You’ve read Sorcerer to the Crown. Wait, you haven’t? Go away, and come back when you have. Curl up in a cushy armchair with some hot milk tea and get on it.

Sorcerer to the Crown by Zen ChoNeed convincing? Sorcerer to the Crown is what happens when Jane Austen meets post-colonial fantasy. It begins when Zacharias Wythe inherits his father’s staff and becomes England’s first black Sorcerer Royal. During this trying time, he encounters the fiercely practical and magical Prunella Gentleman, who plays a crucial role in the fate of English magic.

Sold? Sold.

Annnd now that you’ve read Sorcerer to the Crown, you might as well keep that streak going and continue reading. Author Zen Cho has been delightfully transparent about her influences, as seen in this Book Smuggler post and various interviews. (This is where I admit that I’ve been following her blog on and off, ever since I first read The House of Aunts. Eep.)

So if you’re looking for further reading after Sorcerer to the Crown, I’ve got your back:

jonathan strange and mr norrellJonathan Strange and Mr Norrell by Susanna Clarke – Much like Sorcerer to the Crown, this is a fantasy set in 1800s England with the kind of keenly observant humor that Jane Austen was so good at. Be warned that it is a thousand (!!) pages long.

A Little Princess by Frances Hodgson Burnett – Prunella’s situation in Sorcerer to the Crown as an orphan at a school for girls mirrors that of Sara Crewe in A Little Princess. But of course, the headstrong and capable Prunella takes a very different approach to her situation.

Cotillion by Georgette Heyer – Read anything online about Sorcerer to the Crown, and Heyer’s Regency romances will pop up for comparison. Despite being a Huge Nerd (TM) , I’d never heard of Georgette Heyer’s books until after I’d read Sorcerer to the Crown, embarrassingly enough. I am a much happier creature now that this has been remedied.

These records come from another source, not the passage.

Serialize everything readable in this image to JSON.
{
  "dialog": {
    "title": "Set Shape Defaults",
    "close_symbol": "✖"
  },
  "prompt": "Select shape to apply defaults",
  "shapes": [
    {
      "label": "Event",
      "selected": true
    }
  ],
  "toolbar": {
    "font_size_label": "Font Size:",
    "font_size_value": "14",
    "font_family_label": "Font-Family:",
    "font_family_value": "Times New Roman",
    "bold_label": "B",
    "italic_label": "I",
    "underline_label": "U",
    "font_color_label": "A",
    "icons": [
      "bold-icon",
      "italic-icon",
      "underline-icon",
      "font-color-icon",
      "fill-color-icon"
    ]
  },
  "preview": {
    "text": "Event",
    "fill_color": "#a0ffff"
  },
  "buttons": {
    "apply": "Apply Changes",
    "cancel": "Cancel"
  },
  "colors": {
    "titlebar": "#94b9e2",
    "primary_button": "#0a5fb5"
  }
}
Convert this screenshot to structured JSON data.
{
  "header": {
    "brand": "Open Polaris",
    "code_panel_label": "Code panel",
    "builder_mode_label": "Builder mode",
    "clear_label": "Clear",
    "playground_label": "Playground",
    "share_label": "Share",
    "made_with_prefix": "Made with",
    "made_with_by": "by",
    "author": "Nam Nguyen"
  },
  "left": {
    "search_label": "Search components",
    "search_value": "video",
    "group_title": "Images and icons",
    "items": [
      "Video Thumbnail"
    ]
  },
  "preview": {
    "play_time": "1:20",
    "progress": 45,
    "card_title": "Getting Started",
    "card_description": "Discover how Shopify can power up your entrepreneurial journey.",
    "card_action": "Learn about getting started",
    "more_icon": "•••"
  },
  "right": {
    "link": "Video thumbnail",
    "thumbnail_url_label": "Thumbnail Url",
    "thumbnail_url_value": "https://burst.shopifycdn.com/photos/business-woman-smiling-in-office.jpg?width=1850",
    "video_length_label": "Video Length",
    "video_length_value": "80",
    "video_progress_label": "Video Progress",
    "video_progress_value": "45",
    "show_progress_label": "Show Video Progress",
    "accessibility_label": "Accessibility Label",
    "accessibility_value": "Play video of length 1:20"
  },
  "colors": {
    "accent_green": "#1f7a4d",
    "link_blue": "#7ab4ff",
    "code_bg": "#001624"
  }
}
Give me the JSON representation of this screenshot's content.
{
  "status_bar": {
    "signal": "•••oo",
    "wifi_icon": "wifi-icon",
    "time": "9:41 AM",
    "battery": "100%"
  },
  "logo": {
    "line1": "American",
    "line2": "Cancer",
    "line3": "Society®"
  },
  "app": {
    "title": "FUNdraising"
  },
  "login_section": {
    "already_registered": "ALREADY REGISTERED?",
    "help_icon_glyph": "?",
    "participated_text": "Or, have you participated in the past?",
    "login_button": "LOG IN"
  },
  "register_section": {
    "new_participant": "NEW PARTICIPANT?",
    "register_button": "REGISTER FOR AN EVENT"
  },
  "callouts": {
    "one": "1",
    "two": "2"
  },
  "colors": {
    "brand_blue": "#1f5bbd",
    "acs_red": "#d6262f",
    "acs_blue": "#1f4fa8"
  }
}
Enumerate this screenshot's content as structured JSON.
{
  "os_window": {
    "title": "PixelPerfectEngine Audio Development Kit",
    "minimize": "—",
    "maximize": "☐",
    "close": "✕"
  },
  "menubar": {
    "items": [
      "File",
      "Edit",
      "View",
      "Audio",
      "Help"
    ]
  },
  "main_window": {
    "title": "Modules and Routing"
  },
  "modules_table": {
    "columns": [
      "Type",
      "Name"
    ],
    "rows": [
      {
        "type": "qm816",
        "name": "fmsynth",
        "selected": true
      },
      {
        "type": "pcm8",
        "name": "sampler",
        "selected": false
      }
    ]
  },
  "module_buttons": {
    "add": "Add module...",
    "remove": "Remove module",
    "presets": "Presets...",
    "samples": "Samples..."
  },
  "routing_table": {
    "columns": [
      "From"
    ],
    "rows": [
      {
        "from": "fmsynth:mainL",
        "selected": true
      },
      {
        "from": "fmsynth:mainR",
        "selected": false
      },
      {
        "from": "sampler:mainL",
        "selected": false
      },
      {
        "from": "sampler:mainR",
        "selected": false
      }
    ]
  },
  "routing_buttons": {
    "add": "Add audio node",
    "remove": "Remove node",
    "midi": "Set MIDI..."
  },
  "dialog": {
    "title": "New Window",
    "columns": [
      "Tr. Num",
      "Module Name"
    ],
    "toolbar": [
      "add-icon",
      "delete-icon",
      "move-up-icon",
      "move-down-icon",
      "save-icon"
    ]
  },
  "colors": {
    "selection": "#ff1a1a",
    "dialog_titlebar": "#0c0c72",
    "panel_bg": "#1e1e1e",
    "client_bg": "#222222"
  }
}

As for non-fiction reading, there’s The Letters of the Late Ignatius Sancho, An African and Britons: Forging the Nation 1707-1837.

cover of Spirits Abroad by Zen ChoAnd if you want more by Zen Cho, definitely check out Spirits Abroad, which features short stories about vampiric aunties, ghosts with atittude, and more. But if you’re looking for something in longer form, there’s also The Perilous Life of Jade Yeo, a romance novella set in the 1920s.

So there. You’ve got plenty of reading to keep you occupied until the sequel to the Sorcerer to the Crown comes out (*casts longing glance at the future*). You’re welcome.